The Republican-controlled New Hampshire State Legislature has introduced multiple pieces of legislation to repeal the Regional Greenhouse Gas Initiative (RGGI), gut the state’s renewable energy standard, and allow utility companies to purchase solar installations.
The bill to repeal the state’s involvement in RGGI (HB 208), which has reduced emissions in nine New England states by 40% since it was created, was eventually amended in the New Hampshire State Senate to eliminate the repeal provisions. The amended bill, which adjusts how auction proceeds should be allocated, passed the Senate but the House did not agree to the changes.
Representative Howard Moffett wrote of the RGGI repeal effort:
Well more than 100 members of the public attended. Dozens spoke in opposition to RGGI repeal. Of the four who spoke in favor of the bill, two were members of the House Republican leadership, one was concerned about communist plots and the fourth was the director of Americans for Prosperity-New Hampshire, funded by the Koch brothers’ oil and gas interests.
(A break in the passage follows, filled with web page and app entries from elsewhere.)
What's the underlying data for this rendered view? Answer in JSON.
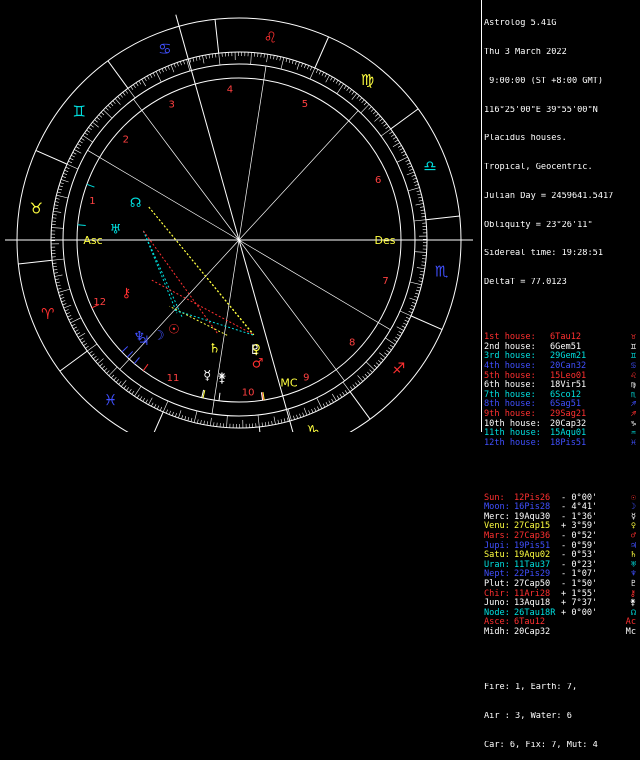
{
  "app_title": "Astrolog 5.41G",
  "chart_info": {
    "date": "Thu 3 March 2022",
    "time": " 9:00:00 (ST +8:00 GMT)",
    "location": "116°25'00\"E 39°55'00\"N",
    "house_system": "Placidus houses.",
    "zodiac": "Tropical, Geocentric.",
    "julian_day": "Julian Day = 2459641.5417",
    "obliquity": "Obliquity = 23°26'11\"",
    "sidereal": "Sidereal time: 19:28:51",
    "deltat": "DeltaT = 77.0123"
  },
  "houses": [
    {
      "label": "1st house:",
      "value": "6Tau12",
      "color": "#ff3030",
      "glyph": "♉"
    },
    {
      "label": "2nd house:",
      "value": "6Gem51",
      "color": "#ffffff",
      "glyph": "♊"
    },
    {
      "label": "3rd house:",
      "value": "29Gem21",
      "color": "#00e0e0",
      "glyph": "♊"
    },
    {
      "label": "4th house:",
      "value": "20Can32",
      "color": "#4050ff",
      "glyph": "♋"
    },
    {
      "label": "5th house:",
      "value": "15Leo01",
      "color": "#ff3030",
      "glyph": "♌"
    },
    {
      "label": "6th house:",
      "value": "18Vir51",
      "color": "#ffffff",
      "glyph": "♍"
    },
    {
      "label": "7th house:",
      "value": "6Sco12",
      "color": "#00e0e0",
      "glyph": "♏"
    },
    {
      "label": "8th house:",
      "value": "6Sag51",
      "color": "#4050ff",
      "glyph": "♐"
    },
    {
      "label": "9th house:",
      "value": "29Sag21",
      "color": "#ff3030",
      "glyph": "♐"
    },
    {
      "label": "10th house:",
      "value": "20Cap32",
      "color": "#ffffff",
      "glyph": "♑"
    },
    {
      "label": "11th house:",
      "value": "15Aqu01",
      "color": "#00e0e0",
      "glyph": "♒"
    },
    {
      "label": "12th house:",
      "value": "18Pis51",
      "color": "#4050ff",
      "glyph": "♓"
    }
  ],
  "planets": [
    {
      "name": "Sun:",
      "pos": "12Pis26",
      "lat": "- 0°00'",
      "color": "#ff3030",
      "glyph": "☉"
    },
    {
      "name": "Moon:",
      "pos": "16Pis28",
      "lat": "- 4°41'",
      "color": "#4050ff",
      "glyph": "☽"
    },
    {
      "name": "Merc:",
      "pos": "19Aqu30",
      "lat": "- 1°36'",
      "color": "#ffffff",
      "glyph": "☿"
    },
    {
      "name": "Venu:",
      "pos": "27Cap15",
      "lat": "+ 3°59'",
      "color": "#ffff40",
      "glyph": "♀"
    },
    {
      "name": "Mars:",
      "pos": "27Cap36",
      "lat": "- 0°52'",
      "color": "#ff3030",
      "glyph": "♂"
    },
    {
      "name": "Jupi:",
      "pos": "19Pis51",
      "lat": "- 0°59'",
      "color": "#4050ff",
      "glyph": "♃"
    },
    {
      "name": "Satu:",
      "pos": "19Aqu02",
      "lat": "- 0°53'",
      "color": "#ffff40",
      "glyph": "♄"
    },
    {
      "name": "Uran:",
      "pos": "11Tau37",
      "lat": "- 0°23'",
      "color": "#00e0e0",
      "glyph": "♅"
    },
    {
      "name": "Nept:",
      "pos": "22Pis29",
      "lat": "- 1°07'",
      "color": "#4050ff",
      "glyph": "♆"
    },
    {
      "name": "Plut:",
      "pos": "27Cap50",
      "lat": "- 1°50'",
      "color": "#ffffff",
      "glyph": "♇"
    },
    {
      "name": "Chir:",
      "pos": "11Ari28",
      "lat": "+ 1°55'",
      "color": "#ff3030",
      "glyph": "⚷"
    },
    {
      "name": "Juno:",
      "pos": "13Aqu18",
      "lat": "+ 7°37'",
      "color": "#ffffff",
      "glyph": "⚵"
    },
    {
      "name": "Node:",
      "pos": "26Tau18R",
      "lat": "+ 0°00'",
      "color": "#00e0e0",
      "glyph": "☊"
    },
    {
      "name": "Asce:",
      "pos": "6Tau12",
      "lat": "",
      "color": "#ff3030",
      "glyph": "Ac"
    },
    {
      "name": "Midh:",
      "pos": "20Cap32",
      "lat": "",
      "color": "#ffffff",
      "glyph": "Mc"
    }
  ],
  "elements": {
    "line1": "Fire: 1, Earth: 7,",
    "line2": "Air : 3, Water: 6",
    "line3": "Car: 6, Fix: 7, Mut: 4"
  },
  "wheel": {
    "house_numbers": [
      "1",
      "2",
      "3",
      "4",
      "5",
      "6",
      "7",
      "8",
      "9",
      "10",
      "11",
      "12"
    ],
    "asc_label": "Asc",
    "des_label": "Des",
    "mc_label": "MC",
    "colors": {
      "outer_ring": "#ffffff",
      "house_cusp": "#ffffff",
      "fire": "#ff3030",
      "earth": "#ffff40",
      "air": "#00e0e0",
      "water": "#4050ff"
    }
  }
}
Three bills were also introduced to rollback New Hampshire’s RES that requires 25% of the state’s electricity to be renewable energy by 2025. HB 143 would include hydroelectric plants (including electricity from Canada) in the RES, similar to the attempt by Governor Paul LePage to include large hydroelectric plants from Canada in Maine’s RES. HB 143 got stuck in the House Science, Technology, and Energy Committee. HB 234 would eliminate the “Classes” defining energy sources eligible to meet the standard, effectively eliminating the renewable energy industry in favor of hydroelectric power. HB 234 was voted down in the House Science, Technology, and Energy Committee.
The third anti-RES bill, HB 543, would have repealed the RES. It also failed to pass out of the House Science, Technology, and Energy Committee.
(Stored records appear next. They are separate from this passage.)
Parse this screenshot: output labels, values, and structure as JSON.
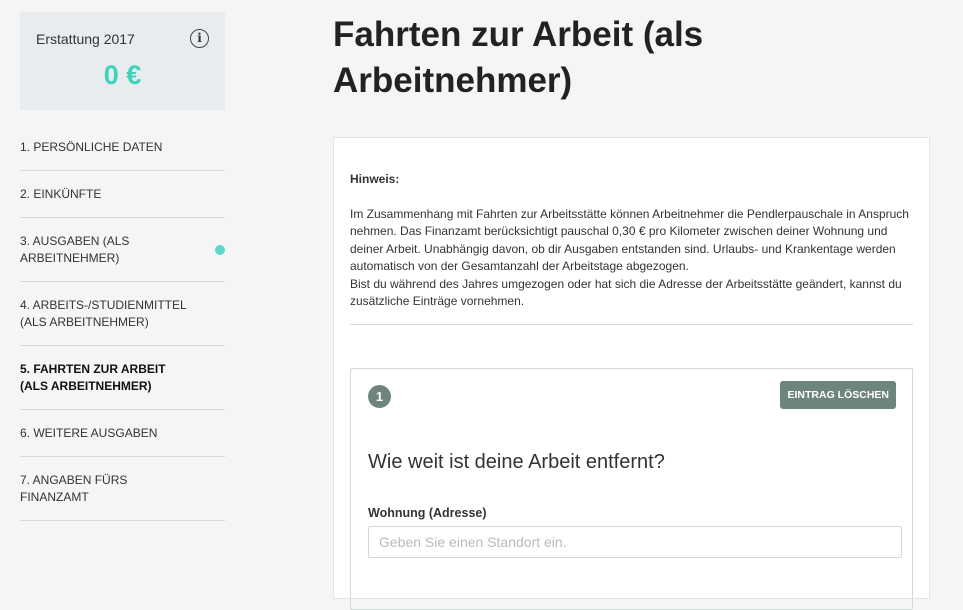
{
  "refund": {
    "title": "Erstattung 2017",
    "amount": "0 €"
  },
  "nav": {
    "items": [
      {
        "label": "1. PERSÖNLICHE DATEN"
      },
      {
        "label": "2. EINKÜNFTE"
      },
      {
        "label": "3. AUSGABEN (ALS ARBEITNEHMER)"
      },
      {
        "label": "4. ARBEITS-/STUDIENMITTEL (ALS ARBEITNEHMER)"
      },
      {
        "label": "5. FAHRTEN ZUR ARBEIT (ALS ARBEITNEHMER)"
      },
      {
        "label": "6. WEITERE AUSGABEN"
      },
      {
        "label": "7. ANGABEN FÜRS FINANZAMT"
      }
    ],
    "active_index": 4,
    "dot_color": "#5ed6cb"
  },
  "page": {
    "title": "Fahrten zur Arbeit (als Arbeitnehmer)"
  },
  "hint": {
    "label": "Hinweis:",
    "text1": "Im Zusammenhang mit Fahrten zur Arbeitsstätte können Arbeitnehmer die Pendlerpauschale in Anspruch nehmen. Das Finanzamt berücksichtigt pauschal 0,30 € pro Kilometer zwischen deiner Wohnung und deiner Arbeit. Unabhängig davon, ob dir Ausgaben entstanden sind. Urlaubs- und Krankentage werden automatisch von der Gesamtanzahl der Arbeitstage abgezogen.",
    "text2": "Bist du während des Jahres umgezogen oder hat sich die Adresse der Arbeitsstätte geändert, kannst du zusätzliche Einträge vornehmen."
  },
  "entry": {
    "number": "1",
    "delete_label": "EINTRAG LÖSCHEN",
    "question": "Wie weit ist deine Arbeit entfernt?",
    "address_label": "Wohnung (Adresse)",
    "address_value": "",
    "address_placeholder": "Geben Sie einen Standort ein."
  },
  "colors": {
    "accent": "#3dd3ba",
    "button": "#6e857d"
  }
}
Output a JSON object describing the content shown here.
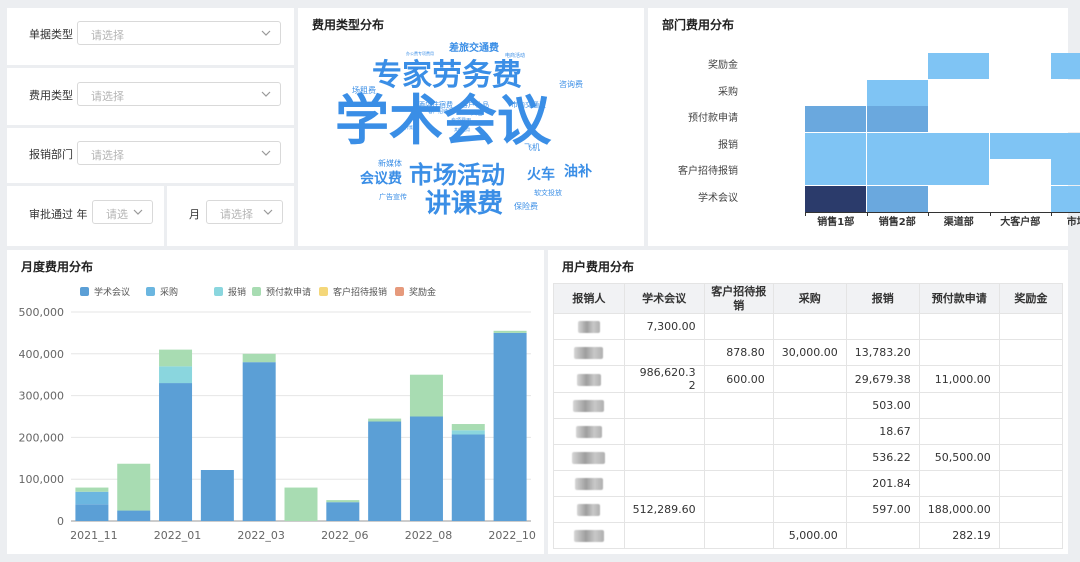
{
  "filters": {
    "doc_type": {
      "label": "单据类型",
      "placeholder": "请选择"
    },
    "expense_type": {
      "label": "费用类型",
      "placeholder": "请选择"
    },
    "dept": {
      "label": "报销部门",
      "placeholder": "请选择"
    },
    "approval_year": {
      "label": "审批通过 年",
      "placeholder": "请选"
    },
    "month": {
      "label": "月",
      "placeholder": "请选择"
    }
  },
  "wordcloud": {
    "title": "费用类型分布",
    "words": [
      {
        "text": "学术会议",
        "size": 54,
        "color": "#3a8ee6"
      },
      {
        "text": "专家劳务费",
        "size": 30,
        "color": "#3a8ee6"
      },
      {
        "text": "讲课费",
        "size": 26,
        "color": "#3a8ee6"
      },
      {
        "text": "市场活动",
        "size": 24,
        "color": "#3a8ee6"
      },
      {
        "text": "会议费",
        "size": 14,
        "color": "#3a8ee6"
      },
      {
        "text": "火车",
        "size": 14,
        "color": "#3a8ee6"
      },
      {
        "text": "油补",
        "size": 14,
        "color": "#3a8ee6"
      },
      {
        "text": "差旅交通费",
        "size": 10,
        "color": "#3a8ee6"
      },
      {
        "text": "咨询费",
        "size": 8,
        "color": "#3a8ee6"
      },
      {
        "text": "场租费",
        "size": 8,
        "color": "#3a8ee6"
      },
      {
        "text": "新媒体",
        "size": 8,
        "color": "#3a8ee6"
      },
      {
        "text": "广告宣传",
        "size": 7,
        "color": "#3a8ee6"
      },
      {
        "text": "软文投放",
        "size": 7,
        "color": "#3a8ee6"
      },
      {
        "text": "保险费",
        "size": 8,
        "color": "#3a8ee6"
      },
      {
        "text": "飞机",
        "size": 8,
        "color": "#3a8ee6"
      },
      {
        "text": "酒店住宿费",
        "size": 7,
        "color": "#3a8ee6"
      },
      {
        "text": "客户礼品",
        "size": 7,
        "color": "#3a8ee6"
      },
      {
        "text": "市内交通费",
        "size": 7,
        "color": "#3a8ee6"
      },
      {
        "text": "电商活动",
        "size": 5,
        "color": "#3a8ee6"
      },
      {
        "text": "办公费专项费用",
        "size": 4,
        "color": "#3a8ee6"
      },
      {
        "text": "大巴",
        "size": 6,
        "color": "#3a8ee6"
      },
      {
        "text": "客户招待费",
        "size": 5,
        "color": "#3a8ee6"
      },
      {
        "text": "专项费用",
        "size": 5,
        "color": "#3a8ee6"
      },
      {
        "text": "宣传策划",
        "size": 4,
        "color": "#3a8ee6"
      },
      {
        "text": "其他费用",
        "size": 4,
        "color": "#3a8ee6"
      }
    ]
  },
  "heatmap": {
    "title": "部门费用分布",
    "rows": [
      "奖励金",
      "采购",
      "预付款申请",
      "报销",
      "客户招待报销",
      "学术会议"
    ],
    "cols": [
      "销售1部",
      "销售2部",
      "渠道部",
      "大客户部",
      "市场部"
    ],
    "colors": {
      "empty": "#ffffff",
      "light": "#7fc4f4",
      "mid": "#6aa8de",
      "dark": "#2b3b6b"
    }
  },
  "chart_data": {
    "type": "bar",
    "title": "月度费用分布",
    "xlabel": "",
    "ylabel": "",
    "ylim": [
      0,
      500000
    ],
    "yticks": [
      "0",
      "100,000",
      "200,000",
      "300,000",
      "400,000",
      "500,000"
    ],
    "xtick_labels": [
      "2021_11",
      "2022_01",
      "2022_03",
      "2022_06",
      "2022_08",
      "2022_10"
    ],
    "categories": [
      "2021_11",
      "2021_12",
      "2022_01",
      "2022_02",
      "2022_03",
      "2022_05",
      "2022_06",
      "2022_07",
      "2022_08",
      "2022_09",
      "2022_10"
    ],
    "stacked": true,
    "series": [
      {
        "name": "学术会议",
        "color": "#5b9fd6",
        "values": [
          40000,
          25000,
          330000,
          122000,
          380000,
          0,
          45000,
          238000,
          250000,
          207000,
          450000
        ]
      },
      {
        "name": "采购",
        "color": "#6bb6e0",
        "values": [
          30000,
          0,
          0,
          0,
          0,
          0,
          0,
          0,
          0,
          0,
          0
        ]
      },
      {
        "name": "报销",
        "color": "#8ad6de",
        "values": [
          0,
          0,
          40000,
          0,
          0,
          0,
          0,
          0,
          0,
          10000,
          0
        ]
      },
      {
        "name": "预付款申请",
        "color": "#a8dcb2",
        "values": [
          10000,
          112000,
          40000,
          0,
          20000,
          80000,
          5000,
          7000,
          100000,
          15000,
          5000
        ]
      },
      {
        "name": "客户招待报销",
        "color": "#f4d77a",
        "values": [
          0,
          0,
          0,
          0,
          0,
          0,
          0,
          0,
          0,
          0,
          0
        ]
      },
      {
        "name": "奖励金",
        "color": "#e69a7c",
        "values": [
          0,
          0,
          0,
          0,
          0,
          0,
          0,
          0,
          0,
          0,
          0
        ]
      }
    ],
    "grid": true,
    "legend": "top"
  },
  "user_table": {
    "title": "用户费用分布",
    "headers": [
      "报销人",
      "学术会议",
      "客户招待报\n销",
      "采购",
      "报销",
      "预付款申请",
      "奖励金"
    ],
    "rows": [
      [
        "",
        "7,300.00",
        "",
        "",
        "",
        "",
        ""
      ],
      [
        "",
        "",
        "878.80",
        "30,000.00",
        "13,783.20",
        "",
        ""
      ],
      [
        "",
        "986,620.3\n2",
        "600.00",
        "",
        "29,679.38",
        "11,000.00",
        ""
      ],
      [
        "",
        "",
        "",
        "",
        "503.00",
        "",
        ""
      ],
      [
        "",
        "",
        "",
        "",
        "18.67",
        "",
        ""
      ],
      [
        "",
        "",
        "",
        "",
        "536.22",
        "50,500.00",
        ""
      ],
      [
        "",
        "",
        "",
        "",
        "201.84",
        "",
        ""
      ],
      [
        "",
        "512,289.60",
        "",
        "",
        "597.00",
        "188,000.00",
        ""
      ],
      [
        "",
        "",
        "",
        "5,000.00",
        "",
        "282.19",
        ""
      ]
    ]
  }
}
Finally, SB 117, would have more easily allowed utilities to buy solar installations, by eliminating the requirement to show the benefits and impacts of solar on ratepayers. According to the New Hampshire Union Leader, “Utility companies backed the bill, but solar energy proponents feared the changes would allow the utilities to buy solar systems and take them off the grid.” The bill passed the State Senate but was killed in the House Science, Technology, and Energy Committee.